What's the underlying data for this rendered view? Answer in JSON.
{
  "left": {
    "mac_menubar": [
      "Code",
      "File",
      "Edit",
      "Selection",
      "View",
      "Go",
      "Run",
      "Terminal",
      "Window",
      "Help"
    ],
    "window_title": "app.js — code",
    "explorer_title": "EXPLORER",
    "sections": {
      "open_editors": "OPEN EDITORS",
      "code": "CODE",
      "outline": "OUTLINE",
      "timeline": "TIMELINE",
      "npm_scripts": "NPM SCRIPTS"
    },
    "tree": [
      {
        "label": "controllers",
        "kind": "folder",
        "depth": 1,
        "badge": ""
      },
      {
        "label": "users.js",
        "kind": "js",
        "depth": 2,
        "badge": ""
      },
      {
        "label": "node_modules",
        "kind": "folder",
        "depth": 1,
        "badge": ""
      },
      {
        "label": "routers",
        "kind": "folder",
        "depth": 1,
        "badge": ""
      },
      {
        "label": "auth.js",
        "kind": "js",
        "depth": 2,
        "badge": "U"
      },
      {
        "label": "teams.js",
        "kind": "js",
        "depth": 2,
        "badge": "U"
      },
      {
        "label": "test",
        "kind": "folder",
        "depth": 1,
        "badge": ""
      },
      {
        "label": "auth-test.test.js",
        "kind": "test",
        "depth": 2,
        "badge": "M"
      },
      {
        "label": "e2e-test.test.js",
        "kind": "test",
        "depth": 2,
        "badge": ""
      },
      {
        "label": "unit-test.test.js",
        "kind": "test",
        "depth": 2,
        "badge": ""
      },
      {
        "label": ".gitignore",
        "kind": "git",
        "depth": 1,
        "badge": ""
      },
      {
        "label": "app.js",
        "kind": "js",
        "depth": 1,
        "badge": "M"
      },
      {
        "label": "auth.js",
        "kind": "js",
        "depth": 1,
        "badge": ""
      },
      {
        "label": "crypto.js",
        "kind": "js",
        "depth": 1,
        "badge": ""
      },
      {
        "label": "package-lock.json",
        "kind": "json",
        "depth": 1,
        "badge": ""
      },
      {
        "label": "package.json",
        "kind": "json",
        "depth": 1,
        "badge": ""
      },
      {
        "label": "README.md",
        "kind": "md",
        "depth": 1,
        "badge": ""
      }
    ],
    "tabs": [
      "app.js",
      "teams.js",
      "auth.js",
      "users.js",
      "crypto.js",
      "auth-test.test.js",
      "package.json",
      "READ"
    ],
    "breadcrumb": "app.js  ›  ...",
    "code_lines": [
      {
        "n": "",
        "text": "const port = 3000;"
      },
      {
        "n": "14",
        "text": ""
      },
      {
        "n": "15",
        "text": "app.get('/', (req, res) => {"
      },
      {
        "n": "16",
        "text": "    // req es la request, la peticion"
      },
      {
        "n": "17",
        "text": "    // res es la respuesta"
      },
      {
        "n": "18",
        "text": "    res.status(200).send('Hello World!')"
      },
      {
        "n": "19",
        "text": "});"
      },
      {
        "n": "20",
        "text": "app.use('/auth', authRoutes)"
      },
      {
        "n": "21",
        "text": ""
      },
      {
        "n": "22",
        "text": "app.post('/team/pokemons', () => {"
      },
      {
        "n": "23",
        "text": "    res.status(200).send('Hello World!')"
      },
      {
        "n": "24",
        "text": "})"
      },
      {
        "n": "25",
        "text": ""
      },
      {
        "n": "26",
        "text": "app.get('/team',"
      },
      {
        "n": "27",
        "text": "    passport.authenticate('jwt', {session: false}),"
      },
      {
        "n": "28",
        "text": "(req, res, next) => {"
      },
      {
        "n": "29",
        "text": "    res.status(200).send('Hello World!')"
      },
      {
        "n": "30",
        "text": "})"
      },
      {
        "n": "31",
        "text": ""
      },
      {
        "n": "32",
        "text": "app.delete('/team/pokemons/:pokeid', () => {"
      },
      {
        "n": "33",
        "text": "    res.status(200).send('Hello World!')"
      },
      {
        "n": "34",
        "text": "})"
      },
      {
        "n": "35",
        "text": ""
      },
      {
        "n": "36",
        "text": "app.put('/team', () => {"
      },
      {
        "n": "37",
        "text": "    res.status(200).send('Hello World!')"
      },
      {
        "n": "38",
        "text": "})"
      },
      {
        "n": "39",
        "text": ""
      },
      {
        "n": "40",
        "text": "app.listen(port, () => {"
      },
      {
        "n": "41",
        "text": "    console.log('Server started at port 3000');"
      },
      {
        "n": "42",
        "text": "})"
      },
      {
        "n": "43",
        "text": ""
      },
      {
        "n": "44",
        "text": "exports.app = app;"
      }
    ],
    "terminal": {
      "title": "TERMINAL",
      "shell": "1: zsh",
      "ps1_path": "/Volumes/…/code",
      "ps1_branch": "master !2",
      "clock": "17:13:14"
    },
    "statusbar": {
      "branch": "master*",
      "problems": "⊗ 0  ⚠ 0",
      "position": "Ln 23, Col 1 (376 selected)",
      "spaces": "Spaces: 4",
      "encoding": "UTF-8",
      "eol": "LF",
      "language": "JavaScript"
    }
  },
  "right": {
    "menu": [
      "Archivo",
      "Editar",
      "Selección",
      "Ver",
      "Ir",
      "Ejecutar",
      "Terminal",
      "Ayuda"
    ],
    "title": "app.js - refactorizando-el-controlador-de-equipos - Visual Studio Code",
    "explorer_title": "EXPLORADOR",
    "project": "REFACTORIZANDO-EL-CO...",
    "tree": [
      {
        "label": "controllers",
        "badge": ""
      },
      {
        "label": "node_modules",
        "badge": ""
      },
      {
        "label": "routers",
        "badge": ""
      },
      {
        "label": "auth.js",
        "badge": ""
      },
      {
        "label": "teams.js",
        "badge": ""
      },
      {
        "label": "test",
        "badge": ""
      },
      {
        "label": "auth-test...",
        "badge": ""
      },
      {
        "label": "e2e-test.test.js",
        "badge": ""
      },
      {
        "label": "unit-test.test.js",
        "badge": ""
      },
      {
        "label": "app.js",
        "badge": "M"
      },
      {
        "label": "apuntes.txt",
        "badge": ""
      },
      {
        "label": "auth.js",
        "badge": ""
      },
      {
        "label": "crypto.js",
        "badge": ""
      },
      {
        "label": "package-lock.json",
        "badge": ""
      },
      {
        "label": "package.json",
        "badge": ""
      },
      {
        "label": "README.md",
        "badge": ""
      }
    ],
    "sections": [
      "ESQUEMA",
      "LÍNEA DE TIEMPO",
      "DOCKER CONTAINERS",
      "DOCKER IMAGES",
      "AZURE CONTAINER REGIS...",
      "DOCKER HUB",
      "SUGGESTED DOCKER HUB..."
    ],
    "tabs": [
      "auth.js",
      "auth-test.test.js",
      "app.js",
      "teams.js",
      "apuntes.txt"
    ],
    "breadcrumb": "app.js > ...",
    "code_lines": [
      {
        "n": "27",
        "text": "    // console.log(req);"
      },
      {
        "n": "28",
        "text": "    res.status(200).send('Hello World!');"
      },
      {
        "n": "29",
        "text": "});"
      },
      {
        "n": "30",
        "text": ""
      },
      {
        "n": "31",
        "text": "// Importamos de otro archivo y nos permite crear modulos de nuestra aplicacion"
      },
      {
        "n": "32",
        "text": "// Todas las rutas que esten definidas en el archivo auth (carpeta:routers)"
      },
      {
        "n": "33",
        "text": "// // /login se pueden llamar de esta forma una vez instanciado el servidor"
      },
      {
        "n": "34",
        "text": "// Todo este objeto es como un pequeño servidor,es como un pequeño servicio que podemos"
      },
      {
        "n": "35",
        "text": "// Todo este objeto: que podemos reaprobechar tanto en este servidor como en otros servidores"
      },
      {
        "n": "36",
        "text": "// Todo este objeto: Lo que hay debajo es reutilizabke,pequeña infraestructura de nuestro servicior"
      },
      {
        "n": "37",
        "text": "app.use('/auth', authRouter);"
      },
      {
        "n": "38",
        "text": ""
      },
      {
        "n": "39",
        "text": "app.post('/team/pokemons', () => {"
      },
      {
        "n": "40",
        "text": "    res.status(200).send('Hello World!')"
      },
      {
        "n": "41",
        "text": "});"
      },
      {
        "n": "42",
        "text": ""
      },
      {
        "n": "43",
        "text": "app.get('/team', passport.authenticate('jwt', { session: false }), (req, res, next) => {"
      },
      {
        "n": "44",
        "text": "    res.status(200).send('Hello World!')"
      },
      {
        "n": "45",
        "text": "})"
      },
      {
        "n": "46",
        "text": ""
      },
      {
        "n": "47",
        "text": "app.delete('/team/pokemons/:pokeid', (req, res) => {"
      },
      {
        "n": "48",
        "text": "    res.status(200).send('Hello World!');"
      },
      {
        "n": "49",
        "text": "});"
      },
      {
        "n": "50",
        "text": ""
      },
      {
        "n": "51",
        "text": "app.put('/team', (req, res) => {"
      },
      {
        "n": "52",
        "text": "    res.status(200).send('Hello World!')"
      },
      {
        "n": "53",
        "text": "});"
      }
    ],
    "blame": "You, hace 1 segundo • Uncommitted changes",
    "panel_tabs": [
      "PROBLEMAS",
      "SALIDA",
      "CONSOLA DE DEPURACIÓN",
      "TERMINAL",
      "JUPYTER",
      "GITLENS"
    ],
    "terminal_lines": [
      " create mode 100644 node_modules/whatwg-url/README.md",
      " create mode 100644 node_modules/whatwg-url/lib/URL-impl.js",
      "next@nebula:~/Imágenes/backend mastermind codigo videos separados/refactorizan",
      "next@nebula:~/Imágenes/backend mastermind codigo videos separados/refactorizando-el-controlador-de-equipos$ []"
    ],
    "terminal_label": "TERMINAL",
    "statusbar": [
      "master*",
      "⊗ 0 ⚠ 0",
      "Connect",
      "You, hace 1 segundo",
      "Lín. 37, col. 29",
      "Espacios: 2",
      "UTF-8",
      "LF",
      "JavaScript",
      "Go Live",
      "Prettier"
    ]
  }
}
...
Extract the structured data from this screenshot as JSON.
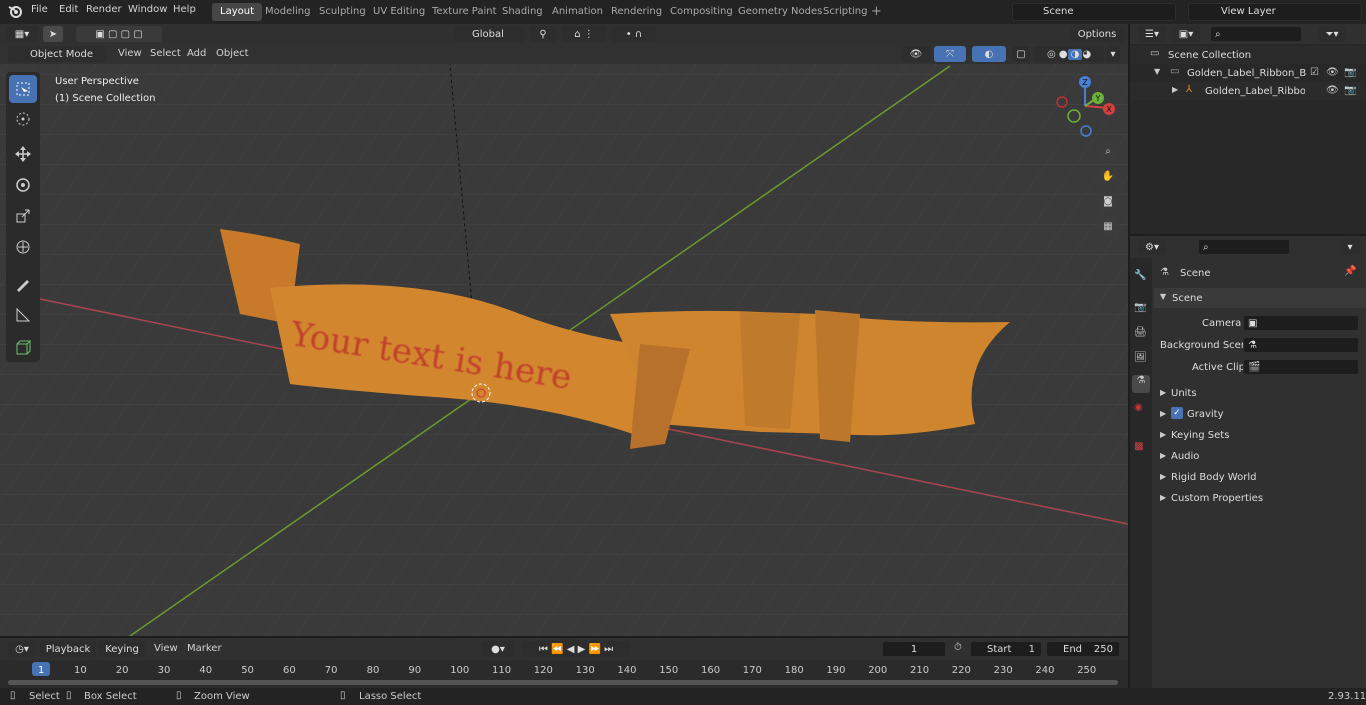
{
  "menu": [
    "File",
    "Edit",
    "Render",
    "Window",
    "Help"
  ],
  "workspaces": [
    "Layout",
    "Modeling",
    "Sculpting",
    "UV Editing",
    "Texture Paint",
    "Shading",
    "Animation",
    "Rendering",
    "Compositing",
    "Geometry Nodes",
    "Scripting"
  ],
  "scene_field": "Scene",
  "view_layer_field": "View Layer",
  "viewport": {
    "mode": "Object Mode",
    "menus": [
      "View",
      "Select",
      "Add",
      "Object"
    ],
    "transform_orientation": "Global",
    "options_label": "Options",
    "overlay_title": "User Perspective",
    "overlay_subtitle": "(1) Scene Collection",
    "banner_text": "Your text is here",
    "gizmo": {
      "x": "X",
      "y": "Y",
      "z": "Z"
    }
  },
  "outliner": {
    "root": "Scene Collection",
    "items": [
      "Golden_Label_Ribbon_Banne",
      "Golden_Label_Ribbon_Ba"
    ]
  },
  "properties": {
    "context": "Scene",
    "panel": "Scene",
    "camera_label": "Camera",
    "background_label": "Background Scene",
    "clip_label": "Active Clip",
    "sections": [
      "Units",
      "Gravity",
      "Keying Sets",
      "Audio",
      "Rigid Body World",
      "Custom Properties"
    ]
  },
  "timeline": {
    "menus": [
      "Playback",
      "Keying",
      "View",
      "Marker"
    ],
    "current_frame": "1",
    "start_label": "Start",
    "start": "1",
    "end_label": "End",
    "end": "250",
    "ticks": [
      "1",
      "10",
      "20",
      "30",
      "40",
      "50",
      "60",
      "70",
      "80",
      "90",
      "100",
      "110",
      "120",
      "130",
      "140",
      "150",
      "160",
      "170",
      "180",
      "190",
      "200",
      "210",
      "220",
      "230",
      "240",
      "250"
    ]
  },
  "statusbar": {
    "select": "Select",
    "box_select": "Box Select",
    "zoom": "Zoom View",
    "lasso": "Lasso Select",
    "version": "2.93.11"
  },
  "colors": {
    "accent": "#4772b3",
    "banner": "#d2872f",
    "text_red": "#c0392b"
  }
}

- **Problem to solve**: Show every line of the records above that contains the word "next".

- **Reply**:
        "text": "(req, res, next) => {"
        "text": "app.get('/team', passport.authenticate('jwt', { session: false }), (req, res, next) => {"
      "next@nebula:~/Imágenes/backend mastermind codigo videos separados/refactorizan",
      "next@nebula:~/Imágenes/backend mastermind codigo videos separados/refactorizando-el-controlador-de-equipos$ []"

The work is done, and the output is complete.